This fall semester, I’ll be teaching literary analysis–my university’s second-semester composition course. It’s been a few semesters since I’ve taught this course, so I’m compelled to really change it up, especially since I’ve been immersing myself in blogs about flipping and disrupting all things pedagogy (By the way, I think the composition classroom, a necessarily active and hands-on environment, has always been flipped). I’ve enjoyed reading what others have done, plan to do, and are currently working through. Indeed, I’ve been quite the student lately! Which leads me to the plan for my course “upset.” Besides updating the way my students interact with the literature (twitter, blogging), I plan to flip/disrupt myself. That’s right. I’ll be a student in my own class.
Everything we read will be something I’ve never read. Thus, I will read and discover right along with my students. Indeed, I won’t come to them prepared to teach. I will come to them prepared to learn. I won’t be able to go as far as writing all of the papers because I’m writing a dissertation and also have a writing center to run, but whatever writing is done in class, I’ll do too. . . and not at the front of the room but in an available desk when possible. I know that I’ll need to maintain a sufficient level of authority in order to maintain a productive and respectful environment, so I’ll share the students’ classroom space only when appropriate and stay in mine when necessary. Disrupting my role as instructor/expert/authority, thus disrupting my students’ roles and expectations, will change the corporeal dynamic of the course, which in turn will hopefully influence the academic dynamic.
With a background in dance and an academic interest in forms of corporeal rhetoric, I’ve been trying to figure out a way to “corporealize” composition–not just in topic (done that) but in method. Maybe by first focusing on the bodies in the classroom, specifically their roles and the spaces they inhabit, I’ll begin to figure out how to incorporate physicality into the teaching and learning of writing. Hopefully, such physical disruption will positively influence student engagement, confidence, and learning and will help reinforce the idea that students should be responsible for their learning and, as part of the higher ed and class community, for the learning of their peers, as well.

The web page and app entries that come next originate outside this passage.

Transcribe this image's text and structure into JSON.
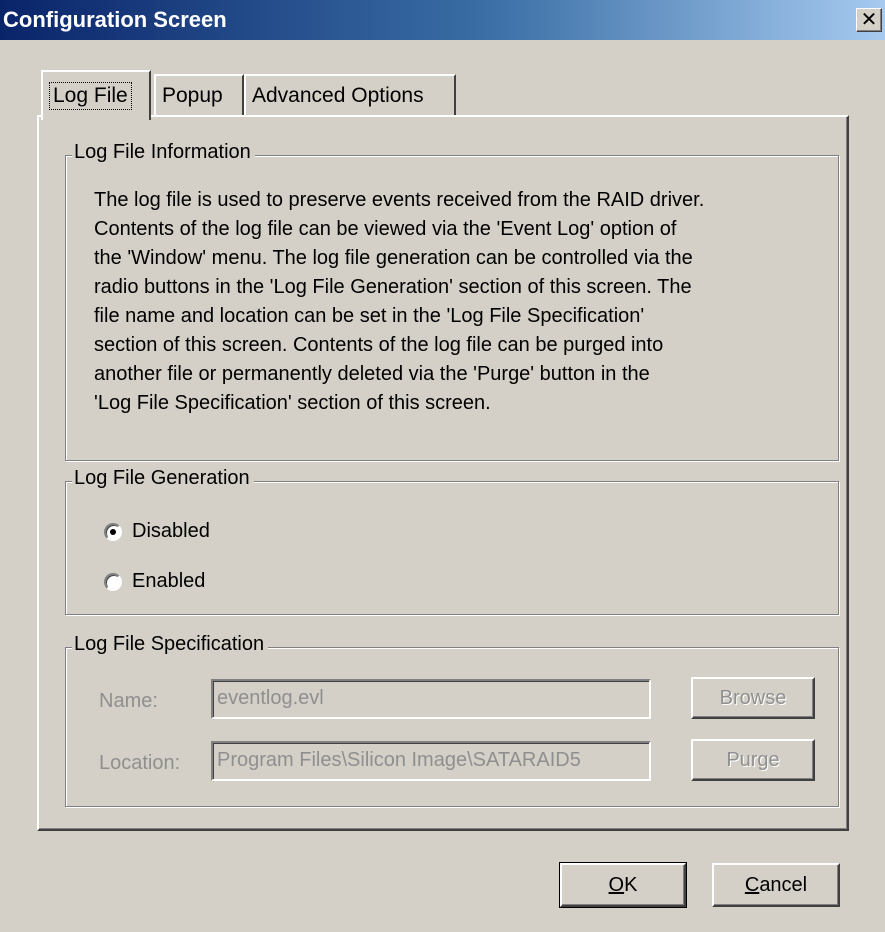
{
  "window": {
    "title": "Configuration Screen",
    "close_glyph": "✕"
  },
  "tabs": [
    {
      "label": "Log File",
      "active": true
    },
    {
      "label": "Popup",
      "active": false
    },
    {
      "label": "Advanced Options",
      "active": false
    }
  ],
  "info_group": {
    "title": "Log File Information",
    "lines": [
      "The log file is used to preserve events received from the RAID driver.",
      "Contents of the log file can be viewed via the 'Event Log' option of",
      "the 'Window' menu. The log file generation can be controlled via the",
      "radio buttons in the 'Log File Generation' section of this screen. The",
      "file name and location can be set  in  the  'Log File Specification'",
      "section of this screen.  Contents of the log file can be purged into",
      "another  file  or  permanently deleted via the 'Purge' button in the",
      "'Log File Specification' section of this screen."
    ]
  },
  "generation_group": {
    "title": "Log File Generation",
    "options": [
      {
        "label": "Disabled",
        "checked": true
      },
      {
        "label": "Enabled",
        "checked": false
      }
    ]
  },
  "spec_group": {
    "title": "Log File Specification",
    "name_label": "Name:",
    "name_value": "eventlog.evl",
    "location_label": "Location:",
    "location_value": "Program Files\\Silicon Image\\SATARAID5",
    "browse_label": "Browse",
    "purge_label": "Purge"
  },
  "footer": {
    "ok_mnemonic": "O",
    "ok_rest": "K",
    "cancel_mnemonic": "C",
    "cancel_rest": "ancel"
  },
  "colors": {
    "face": "#d4d0c8",
    "title_start": "#0a246a",
    "title_end": "#a6caf0",
    "disabled_text": "#8f8f8f"
  }
}
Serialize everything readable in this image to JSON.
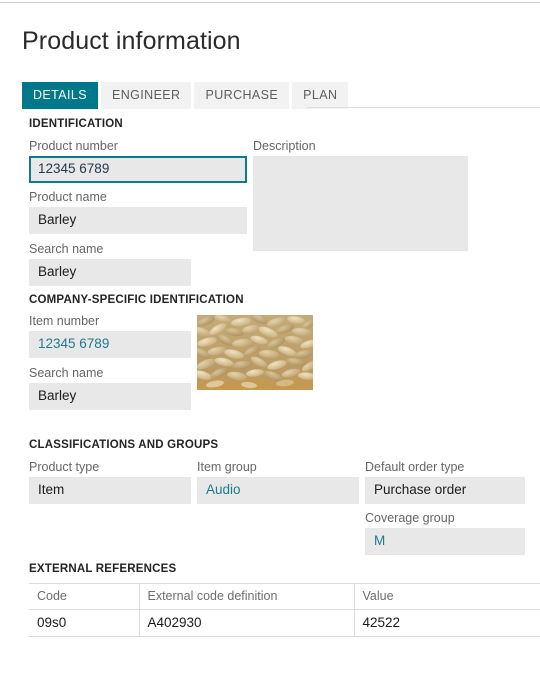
{
  "page": {
    "title": "Product information"
  },
  "tabs": [
    {
      "label": "DETAILS",
      "active": true
    },
    {
      "label": "ENGINEER",
      "active": false
    },
    {
      "label": "PURCHASE",
      "active": false
    },
    {
      "label": "PLAN",
      "active": false
    }
  ],
  "sections": {
    "identification": "IDENTIFICATION",
    "company_specific": "COMPANY-SPECIFIC IDENTIFICATION",
    "classifications": "CLASSIFICATIONS AND GROUPS",
    "external_references": "EXTERNAL REFERENCES"
  },
  "fields": {
    "product_number": {
      "label": "Product number",
      "value": "12345 6789",
      "placeholder": ""
    },
    "product_name": {
      "label": "Product name",
      "value": "Barley",
      "placeholder": ""
    },
    "search_name_1": {
      "label": "Search name",
      "value": "Barley",
      "placeholder": ""
    },
    "description": {
      "label": "Description",
      "value": "",
      "placeholder": ""
    },
    "item_number": {
      "label": "Item number",
      "value": "12345 6789",
      "placeholder": ""
    },
    "search_name_2": {
      "label": "Search name",
      "value": "Barley",
      "placeholder": ""
    },
    "product_type": {
      "label": "Product type",
      "value": "Item",
      "placeholder": ""
    },
    "item_group": {
      "label": "Item group",
      "value": "Audio",
      "placeholder": ""
    },
    "order_type": {
      "label": "Default order type",
      "value": "Purchase order",
      "placeholder": ""
    },
    "coverage_group": {
      "label": "Coverage group",
      "value": "M",
      "placeholder": ""
    }
  },
  "photo": {
    "name": "product-image",
    "alt": "Barley grains"
  },
  "external_references_table": {
    "columns": [
      "Code",
      "External code definition",
      "Value"
    ],
    "rows": [
      [
        "09s0",
        "A402930",
        "42522"
      ]
    ]
  },
  "colors": {
    "accent": "#00788c",
    "field_background": "#e8e8e8",
    "link_text": "#1f7a8c",
    "label_text": "#666666",
    "heading_text": "#242424",
    "border": "#dcdcdc"
  }
}
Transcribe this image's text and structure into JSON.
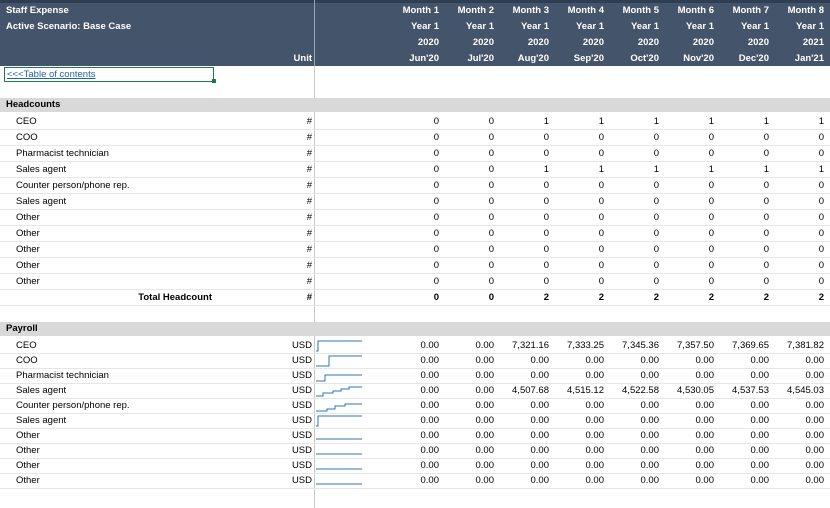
{
  "header": {
    "title": "Staff Expense",
    "scenario": "Active Scenario: Base Case",
    "unit_label": "Unit",
    "months": [
      {
        "m": "Month 1",
        "y": "Year 1",
        "yr": "2020",
        "d": "Jun'20"
      },
      {
        "m": "Month 2",
        "y": "Year 1",
        "yr": "2020",
        "d": "Jul'20"
      },
      {
        "m": "Month 3",
        "y": "Year 1",
        "yr": "2020",
        "d": "Aug'20"
      },
      {
        "m": "Month 4",
        "y": "Year 1",
        "yr": "2020",
        "d": "Sep'20"
      },
      {
        "m": "Month 5",
        "y": "Year 1",
        "yr": "2020",
        "d": "Oct'20"
      },
      {
        "m": "Month 6",
        "y": "Year 1",
        "yr": "2020",
        "d": "Nov'20"
      },
      {
        "m": "Month 7",
        "y": "Year 1",
        "yr": "2020",
        "d": "Dec'20"
      },
      {
        "m": "Month 8",
        "y": "Year 1",
        "yr": "2021",
        "d": "Jan'21"
      }
    ]
  },
  "toc_link": "<<<Table of contents",
  "headcounts": {
    "title": "Headcounts",
    "rows": [
      {
        "label": "CEO",
        "unit": "#",
        "values": [
          "0",
          "0",
          "1",
          "1",
          "1",
          "1",
          "1",
          "1"
        ]
      },
      {
        "label": "COO",
        "unit": "#",
        "values": [
          "0",
          "0",
          "0",
          "0",
          "0",
          "0",
          "0",
          "0"
        ]
      },
      {
        "label": "Pharmacist technician",
        "unit": "#",
        "values": [
          "0",
          "0",
          "0",
          "0",
          "0",
          "0",
          "0",
          "0"
        ]
      },
      {
        "label": "Sales agent",
        "unit": "#",
        "values": [
          "0",
          "0",
          "1",
          "1",
          "1",
          "1",
          "1",
          "1"
        ]
      },
      {
        "label": "Counter person/phone rep.",
        "unit": "#",
        "values": [
          "0",
          "0",
          "0",
          "0",
          "0",
          "0",
          "0",
          "0"
        ]
      },
      {
        "label": "Sales agent",
        "unit": "#",
        "values": [
          "0",
          "0",
          "0",
          "0",
          "0",
          "0",
          "0",
          "0"
        ]
      },
      {
        "label": "Other",
        "unit": "#",
        "values": [
          "0",
          "0",
          "0",
          "0",
          "0",
          "0",
          "0",
          "0"
        ]
      },
      {
        "label": "Other",
        "unit": "#",
        "values": [
          "0",
          "0",
          "0",
          "0",
          "0",
          "0",
          "0",
          "0"
        ]
      },
      {
        "label": "Other",
        "unit": "#",
        "values": [
          "0",
          "0",
          "0",
          "0",
          "0",
          "0",
          "0",
          "0"
        ]
      },
      {
        "label": "Other",
        "unit": "#",
        "values": [
          "0",
          "0",
          "0",
          "0",
          "0",
          "0",
          "0",
          "0"
        ]
      },
      {
        "label": "Other",
        "unit": "#",
        "values": [
          "0",
          "0",
          "0",
          "0",
          "0",
          "0",
          "0",
          "0"
        ]
      }
    ],
    "total": {
      "label": "Total Headcount",
      "unit": "#",
      "values": [
        "0",
        "0",
        "2",
        "2",
        "2",
        "2",
        "2",
        "2"
      ]
    }
  },
  "payroll": {
    "title": "Payroll",
    "rows": [
      {
        "label": "CEO",
        "unit": "USD",
        "spark": "step-high",
        "values": [
          "0.00",
          "0.00",
          "7,321.16",
          "7,333.25",
          "7,345.36",
          "7,357.50",
          "7,369.65",
          "7,381.82"
        ]
      },
      {
        "label": "COO",
        "unit": "USD",
        "spark": "step-late",
        "values": [
          "0.00",
          "0.00",
          "0.00",
          "0.00",
          "0.00",
          "0.00",
          "0.00",
          "0.00"
        ]
      },
      {
        "label": "Pharmacist technician",
        "unit": "USD",
        "spark": "step-mid",
        "values": [
          "0.00",
          "0.00",
          "0.00",
          "0.00",
          "0.00",
          "0.00",
          "0.00",
          "0.00"
        ]
      },
      {
        "label": "Sales agent",
        "unit": "USD",
        "spark": "stairs",
        "values": [
          "0.00",
          "0.00",
          "4,507.68",
          "4,515.12",
          "4,522.58",
          "4,530.05",
          "4,537.53",
          "4,545.03"
        ]
      },
      {
        "label": "Counter person/phone rep.",
        "unit": "USD",
        "spark": "stairs2",
        "values": [
          "0.00",
          "0.00",
          "0.00",
          "0.00",
          "0.00",
          "0.00",
          "0.00",
          "0.00"
        ]
      },
      {
        "label": "Sales agent",
        "unit": "USD",
        "spark": "step-high",
        "values": [
          "0.00",
          "0.00",
          "0.00",
          "0.00",
          "0.00",
          "0.00",
          "0.00",
          "0.00"
        ]
      },
      {
        "label": "Other",
        "unit": "USD",
        "spark": "flat",
        "values": [
          "0.00",
          "0.00",
          "0.00",
          "0.00",
          "0.00",
          "0.00",
          "0.00",
          "0.00"
        ]
      },
      {
        "label": "Other",
        "unit": "USD",
        "spark": "flat",
        "values": [
          "0.00",
          "0.00",
          "0.00",
          "0.00",
          "0.00",
          "0.00",
          "0.00",
          "0.00"
        ]
      },
      {
        "label": "Other",
        "unit": "USD",
        "spark": "flat",
        "values": [
          "0.00",
          "0.00",
          "0.00",
          "0.00",
          "0.00",
          "0.00",
          "0.00",
          "0.00"
        ]
      },
      {
        "label": "Other",
        "unit": "USD",
        "spark": "flat",
        "values": [
          "0.00",
          "0.00",
          "0.00",
          "0.00",
          "0.00",
          "0.00",
          "0.00",
          "0.00"
        ]
      }
    ]
  },
  "colors": {
    "header_bg": "#44546a",
    "section_bg": "#d9d9d9",
    "link": "#2563a6",
    "spark": "#2e75b6"
  }
}
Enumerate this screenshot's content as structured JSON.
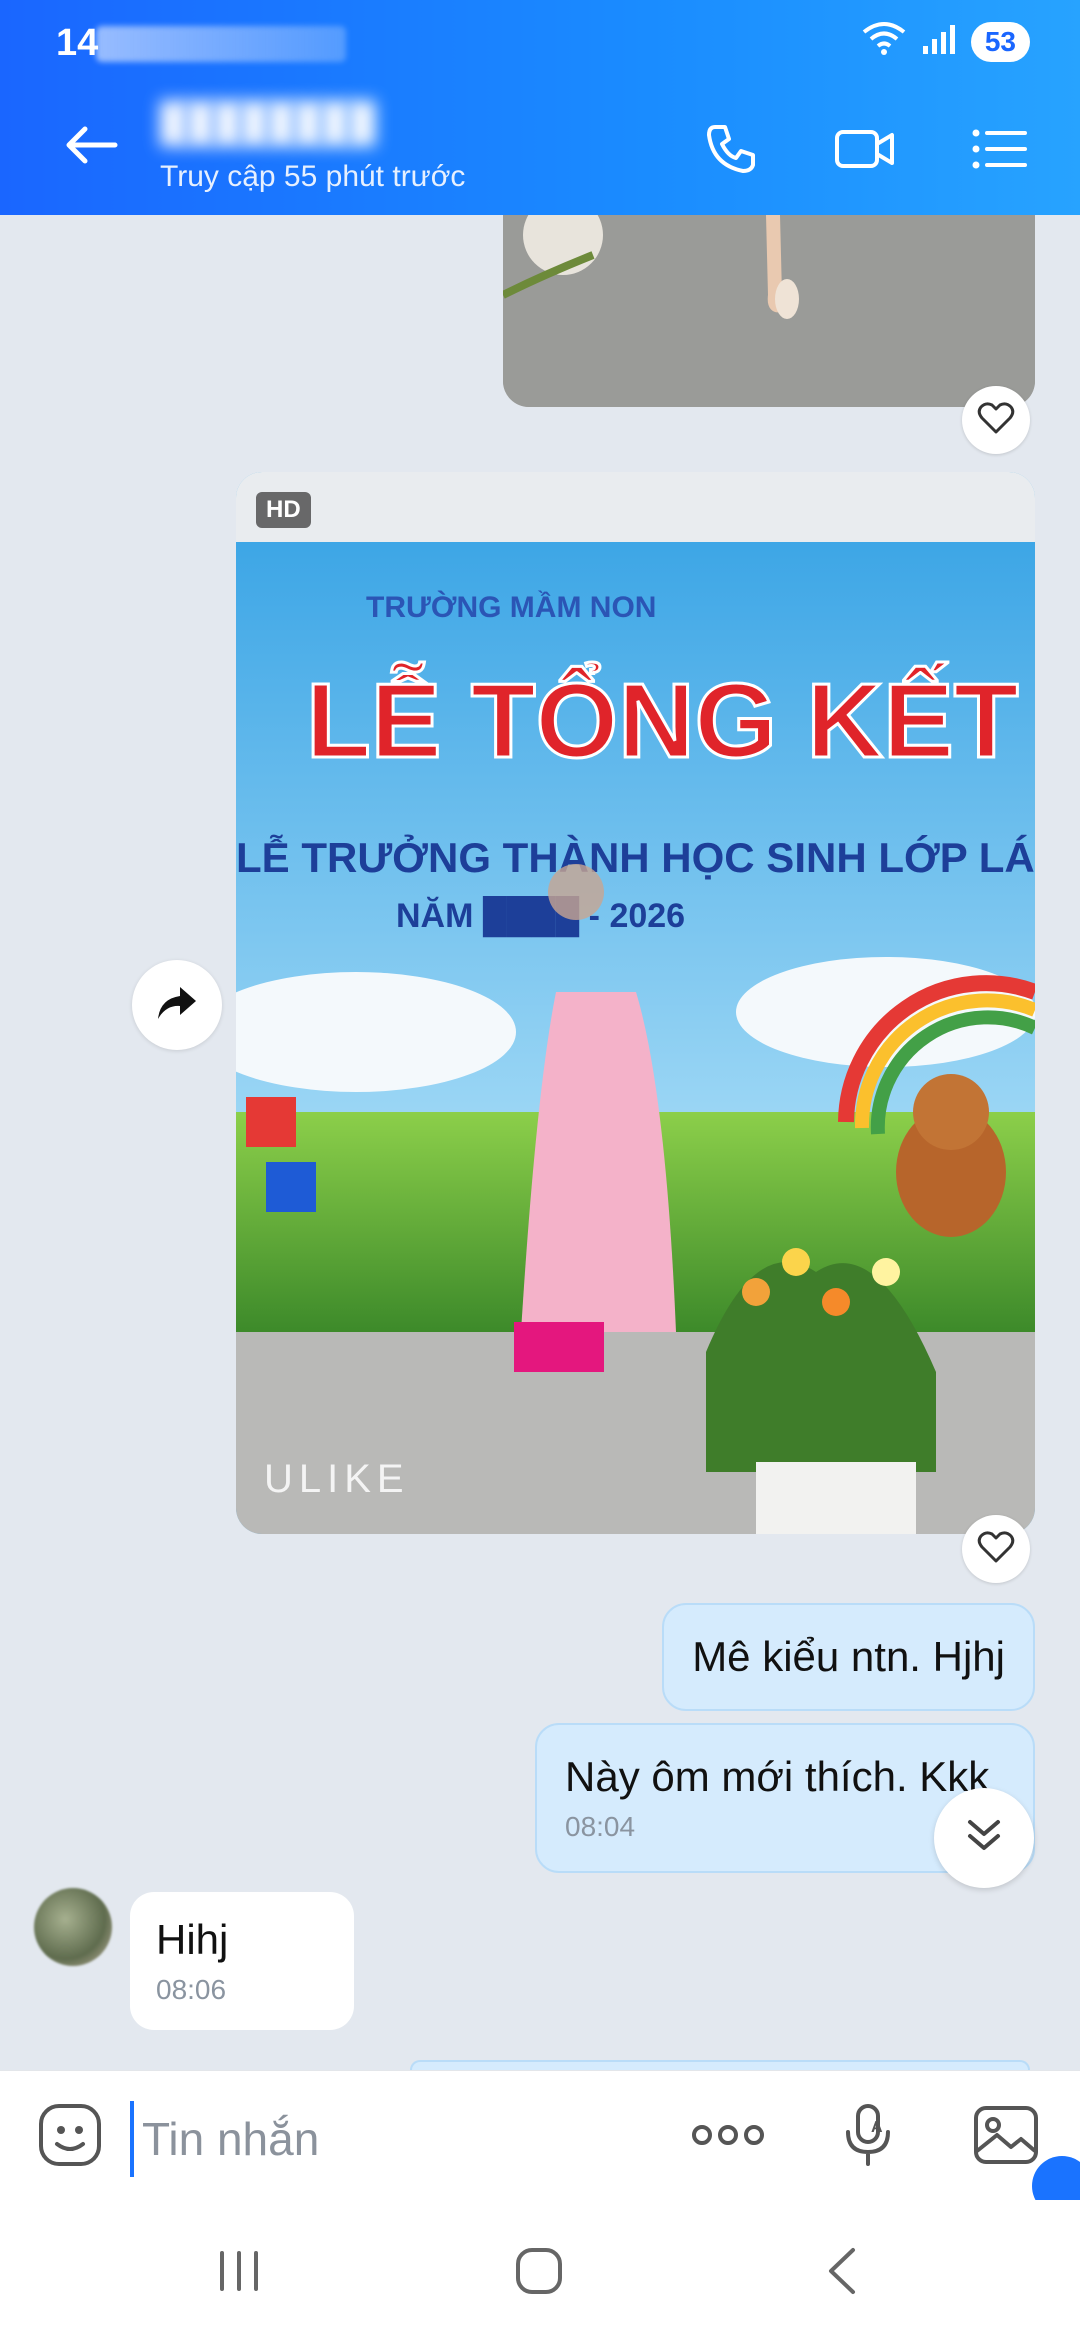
{
  "status_bar": {
    "time": "14",
    "battery": "53"
  },
  "header": {
    "contact_status": "Truy cập 55 phút trước"
  },
  "photo": {
    "badge": "HD",
    "caption": "ULIKE"
  },
  "messages": [
    {
      "text": "Mê kiểu ntn. Hjhj"
    },
    {
      "text": "Này ôm mới thích. Kkk",
      "time": "08:04"
    },
    {
      "text": "Hihj",
      "time": "08:06"
    }
  ],
  "composer": {
    "placeholder": "Tin nhắn"
  },
  "icons": {
    "back": "arrow-left-icon",
    "call": "phone-icon",
    "video": "video-camera-icon",
    "menu": "list-menu-icon",
    "emoji": "sticker-icon",
    "more": "more-dots-icon",
    "voice": "microphone-icon",
    "gallery": "image-icon"
  },
  "colors": {
    "header_blue": "#1a73ff",
    "bubble_out": "#d5ebfd",
    "chat_bg": "#e3e8ef"
  }
}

By becoming a student in my own class, I’m sure that I’ll learn from my students. When this happens, they will certainly know.